What you are asked to do:
Output, exactly as written, the lines of the data below from the one containing "Decode this image" to the end.

------ Provided records

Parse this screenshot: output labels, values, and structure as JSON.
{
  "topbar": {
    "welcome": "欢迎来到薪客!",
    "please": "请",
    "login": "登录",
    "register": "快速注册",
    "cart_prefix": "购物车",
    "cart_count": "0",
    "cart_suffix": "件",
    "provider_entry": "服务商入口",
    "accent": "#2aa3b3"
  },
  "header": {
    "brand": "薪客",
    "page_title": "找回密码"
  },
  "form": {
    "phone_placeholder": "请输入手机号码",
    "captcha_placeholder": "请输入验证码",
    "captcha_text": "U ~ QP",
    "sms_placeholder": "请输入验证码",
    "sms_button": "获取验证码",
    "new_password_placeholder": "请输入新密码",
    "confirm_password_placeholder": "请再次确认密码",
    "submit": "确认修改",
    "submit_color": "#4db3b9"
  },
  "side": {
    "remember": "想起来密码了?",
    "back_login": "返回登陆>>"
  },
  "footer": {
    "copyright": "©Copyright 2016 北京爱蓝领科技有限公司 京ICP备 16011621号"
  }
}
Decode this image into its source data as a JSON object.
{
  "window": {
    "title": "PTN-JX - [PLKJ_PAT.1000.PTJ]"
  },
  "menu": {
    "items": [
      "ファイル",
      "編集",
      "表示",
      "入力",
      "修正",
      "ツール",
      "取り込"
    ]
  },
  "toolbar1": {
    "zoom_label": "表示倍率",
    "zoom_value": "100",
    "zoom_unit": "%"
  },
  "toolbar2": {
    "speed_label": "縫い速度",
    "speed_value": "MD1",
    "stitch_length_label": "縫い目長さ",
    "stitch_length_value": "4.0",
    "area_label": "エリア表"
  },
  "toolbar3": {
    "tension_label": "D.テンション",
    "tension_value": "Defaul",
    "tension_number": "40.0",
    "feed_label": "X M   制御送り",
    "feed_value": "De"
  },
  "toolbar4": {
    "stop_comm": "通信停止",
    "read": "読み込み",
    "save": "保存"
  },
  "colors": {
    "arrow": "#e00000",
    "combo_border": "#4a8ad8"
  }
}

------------

Response area:
Decode this image into its source data as a JSON object.
{
  "window": {
    "title": "PTN-JX - [PLKJ_PAT.1000.PTJ]"
  },
  "menu": {
    "items": [
      "ファイル",
      "編集",
      "表示",
      "入力",
      "修正",
      "ツール",
      "取り込"
    ]
  },
  "toolbar1": {
    "zoom_label": "表示倍率",
    "zoom_value": "100",
    "zoom_unit": "%"
  },
  "toolbar2": {
    "speed_label": "縫い速度",
    "speed_value": "MD1",
    "stitch_length_label": "縫い目長さ",
    "stitch_length_value": "4.0",
    "area_label": "エリア表"
  },
  "toolbar3": {
    "tension_label": "D.テンション",
    "tension_value": "Defaul",
    "tension_number": "40.0",
    "feed_label": "X M   制御送り",
    "feed_value": "De"
  },
  "toolbar4": {
    "stop_comm": "通信停止",
    "read": "読み込み",
    "save": "保存"
  },
  "colors": {
    "arrow": "#e00000",
    "combo_border": "#4a8ad8"
  }
}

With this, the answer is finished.